- [TASK REQUIREMENTS]
What lines of the listing include the string "this"? Show them all.

- [MATERIAL FOR THE TASK]
*** Begin section ***
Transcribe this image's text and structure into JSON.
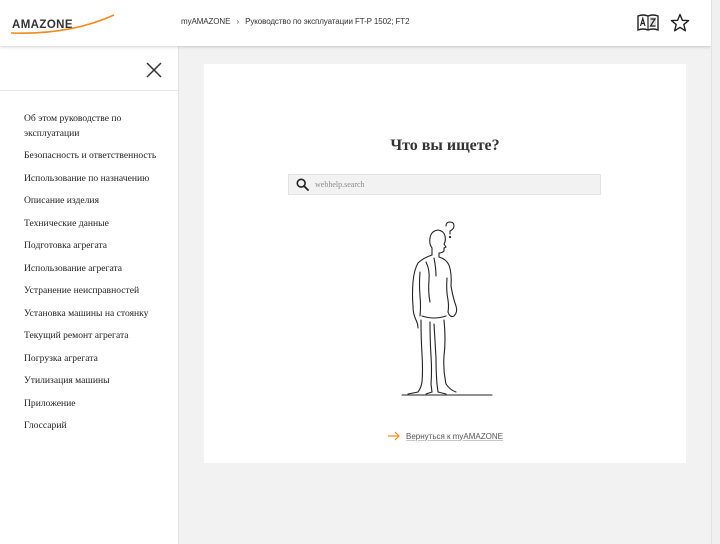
{
  "header": {
    "logo_text": "AMAZONE",
    "breadcrumb": [
      {
        "label": "myAMAZONE"
      },
      {
        "label": "Руководство по эксплуатации FT-P 1502; FT2"
      }
    ],
    "breadcrumb_separator": "›",
    "icons": [
      "dictionary-icon",
      "star-icon"
    ]
  },
  "sidebar": {
    "close_icon": "close-icon",
    "items": [
      {
        "label": "Об этом руководстве по эксплуатации"
      },
      {
        "label": "Безопасность и ответственность"
      },
      {
        "label": "Использование по назначению"
      },
      {
        "label": "Описание изделия"
      },
      {
        "label": "Технические данные"
      },
      {
        "label": "Подготовка агрегата"
      },
      {
        "label": "Использование агрегата"
      },
      {
        "label": "Устранение неисправностей"
      },
      {
        "label": "Установка машины на стоянку"
      },
      {
        "label": "Текущий ремонт агрегата"
      },
      {
        "label": "Погрузка агрегата"
      },
      {
        "label": "Утилизация машины"
      },
      {
        "label": "Приложение"
      },
      {
        "label": "Глоссарий"
      }
    ]
  },
  "main": {
    "heading": "Что вы ищете?",
    "search": {
      "placeholder": "webhelp.search",
      "value": ""
    },
    "back_link": "Вернуться к myAMAZONE"
  },
  "colors": {
    "accent": "#f08c1e",
    "text": "#222222",
    "background": "#f2f2f2"
  }
}
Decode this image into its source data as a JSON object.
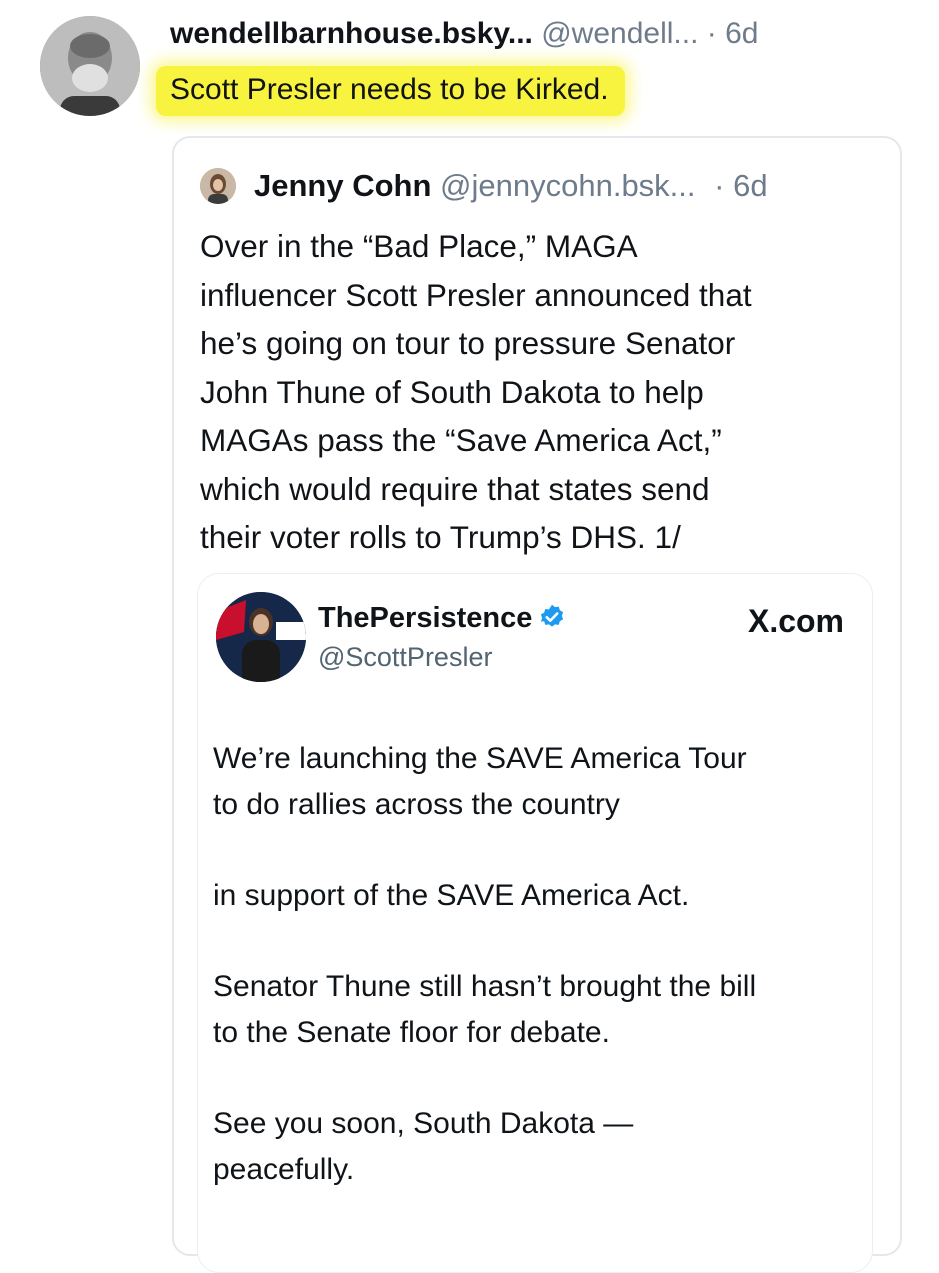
{
  "post": {
    "display_name": "wendellbarnhouse.bsky...",
    "handle": "@wendell...",
    "separator": "·",
    "age": "6d",
    "text": "Scott Presler needs to be Kirked.",
    "highlight_color": "#f8f33f"
  },
  "quoted": {
    "display_name": "Jenny Cohn",
    "handle": "@jennycohn.bsk...",
    "separator": "·",
    "age": "6d",
    "text": "Over in the “Bad Place,” MAGA\ninfluencer Scott Presler announced that\nhe’s going on tour to pressure Senator\nJohn Thune of South Dakota to help\nMAGAs pass the “Save America Act,”\nwhich would require that states send\ntheir voter rolls to Trump’s DHS. 1/"
  },
  "embedded_x_post": {
    "display_name": "ThePersistence",
    "handle": "@ScottPresler",
    "brand": "X.com",
    "verified_color": "#1d9bf0",
    "paragraphs": [
      "We’re launching the SAVE America Tour\nto do rallies across the country",
      "in support of the SAVE America Act.",
      "Senator Thune still hasn’t brought the bill\nto the Senate floor for debate.",
      "See you soon, South Dakota —\npeacefully."
    ]
  },
  "icons": {
    "verified": "verified-badge-icon"
  }
}
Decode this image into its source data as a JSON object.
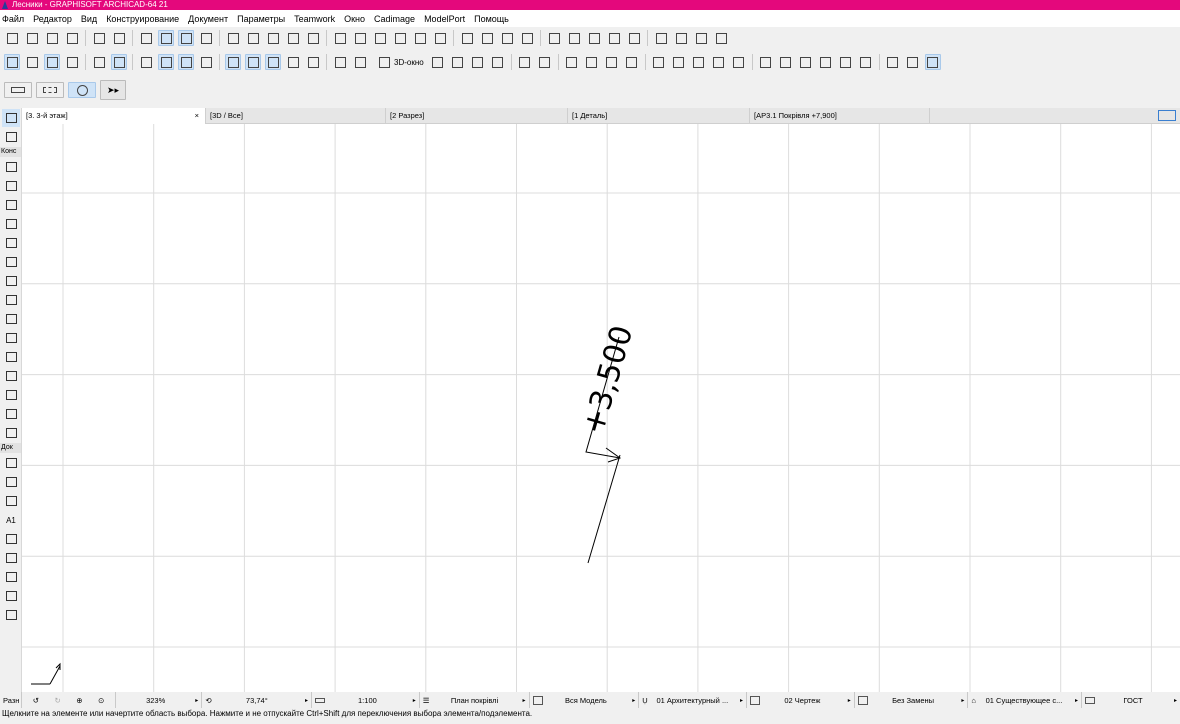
{
  "window": {
    "title": "Лесники - GRAPHISOFT ARCHICAD-64 21"
  },
  "menu": [
    "Файл",
    "Редактор",
    "Вид",
    "Конструирование",
    "Документ",
    "Параметры",
    "Teamwork",
    "Окно",
    "Cadimage",
    "ModelPort",
    "Помощь"
  ],
  "toolbar": {
    "btn_3d": "3D-окно"
  },
  "tabs": [
    {
      "label": "[3. 3-й этаж]",
      "close": "×"
    },
    {
      "label": "[3D / Все]"
    },
    {
      "label": "[2 Разрез]"
    },
    {
      "label": "[1 Деталь]"
    },
    {
      "label": "[АР3.1 Покрівля +7,900]"
    }
  ],
  "toolbox": {
    "groups": [
      "Конс",
      "Док",
      "Разн"
    ],
    "a1_label": "A1"
  },
  "drawing": {
    "elevation_label": "+3,500"
  },
  "status": {
    "zoom": "323%",
    "angle": "73,74°",
    "scale": "1:100",
    "layer_combo": "План покрівлі",
    "model_view": "Вся Модель",
    "pen_set": "01 Архитектурный ...",
    "drawing": "02 Чертеж",
    "override": "Без Замены",
    "renovation": "01 Существующее с...",
    "dimension": "ГОСТ"
  },
  "hint": "Щелкните на элементе или начертите область выбора. Нажмите и не отпускайте Ctrl+Shift для переключения выбора элемента/подэлемента.",
  "colors": {
    "title": "#e4087c",
    "active_button": "#cfe3f7"
  }
}
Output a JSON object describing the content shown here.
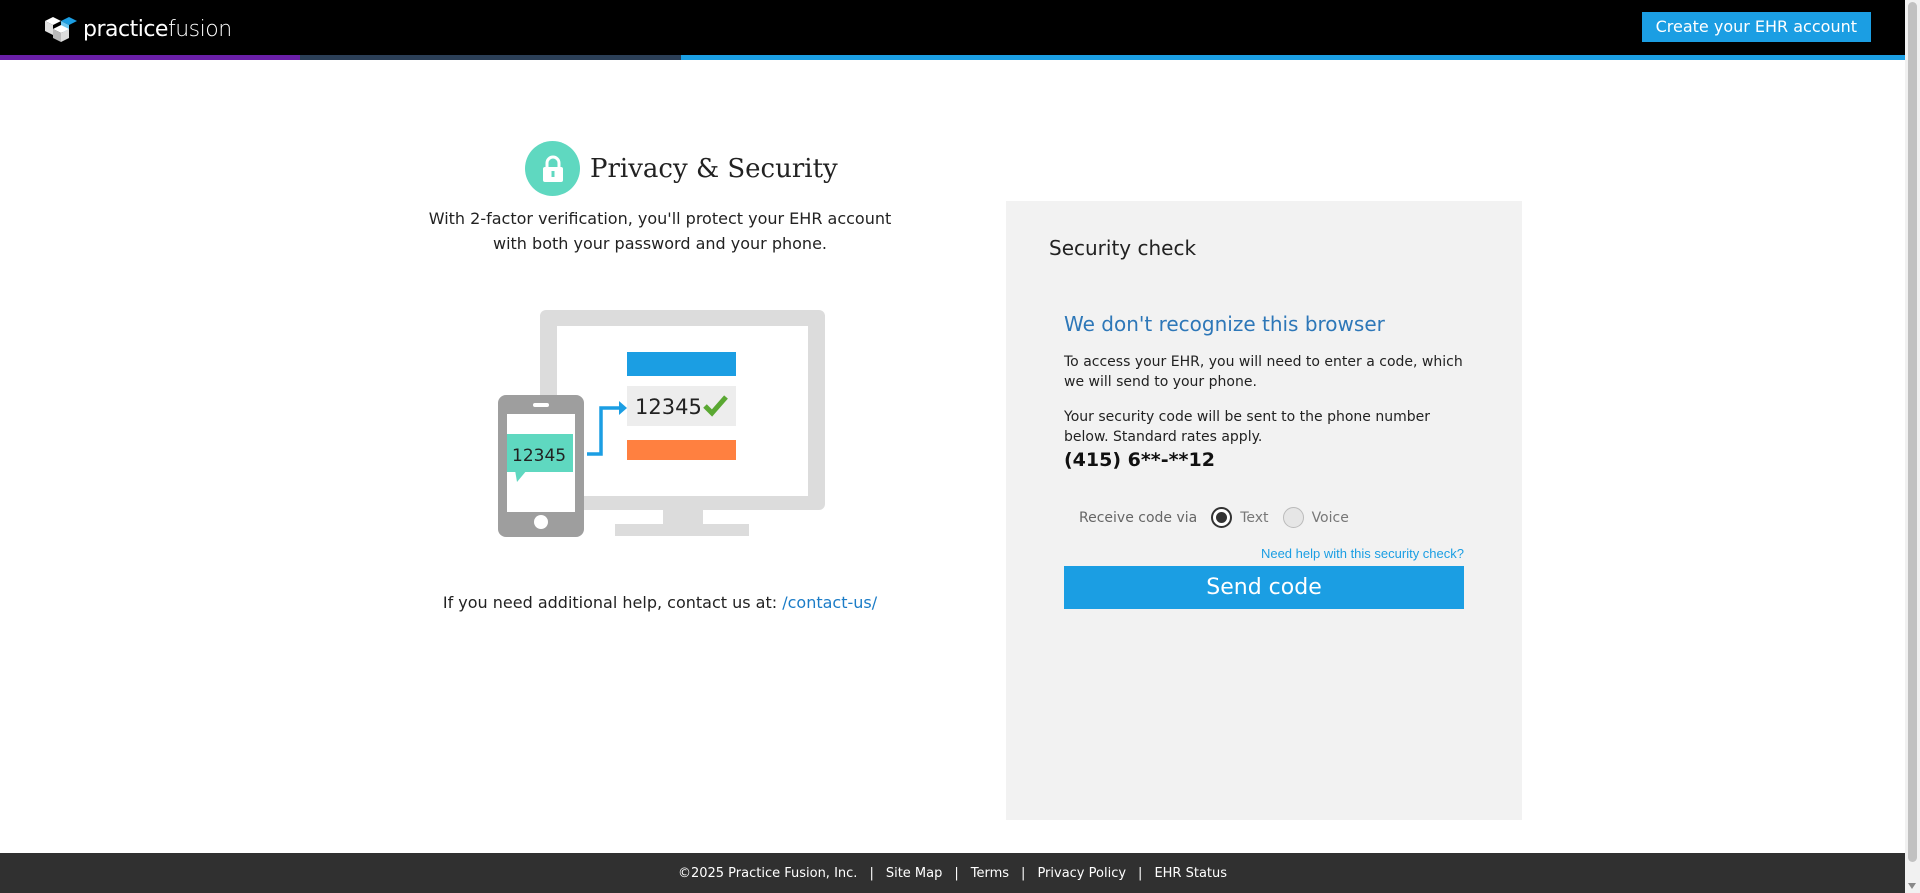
{
  "header": {
    "logo_part1": "practice",
    "logo_part2": "fusion",
    "create_button": "Create your EHR account",
    "stripe_colors": [
      "#6a1fa8",
      "#2b3f57",
      "#1b9ee3"
    ]
  },
  "privacy": {
    "title": "Privacy & Security",
    "description": "With 2-factor verification, you'll protect your EHR account with both your password and your phone.",
    "illustration_phone_code": "12345",
    "illustration_screen_code": "12345",
    "help_text": "If you need additional help, contact us at:",
    "help_link": "/contact-us/"
  },
  "security_check": {
    "title": "Security check",
    "subtitle": "We don't recognize this browser",
    "paragraph1": "To access your EHR, you will need to enter a code, which we will send to your phone.",
    "paragraph2": "Your security code will be sent to the phone number below. Standard rates apply.",
    "phone_number": "(415) 6**-**12",
    "receive_label": "Receive code via",
    "options": [
      {
        "label": "Text",
        "selected": true
      },
      {
        "label": "Voice",
        "selected": false
      }
    ],
    "help_link": "Need help with this security check?",
    "send_button": "Send code"
  },
  "footer": {
    "copyright": "©2025 Practice Fusion, Inc.",
    "links": [
      "Site Map",
      "Terms",
      "Privacy Policy",
      "EHR Status"
    ]
  },
  "colors": {
    "accent": "#1b9ee3",
    "teal": "#5fd8c0",
    "orange": "#ff8040",
    "check_green": "#5aa832"
  }
}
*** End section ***
- [SOLUTION]
Transcribe this image's text and structure into JSON.
Decode this image into its source data as a JSON object.
Decode this image into its source data as a JSON object.
    "subtitle": "We don't recognize this browser",
    "help_link": "Need help with this security check?",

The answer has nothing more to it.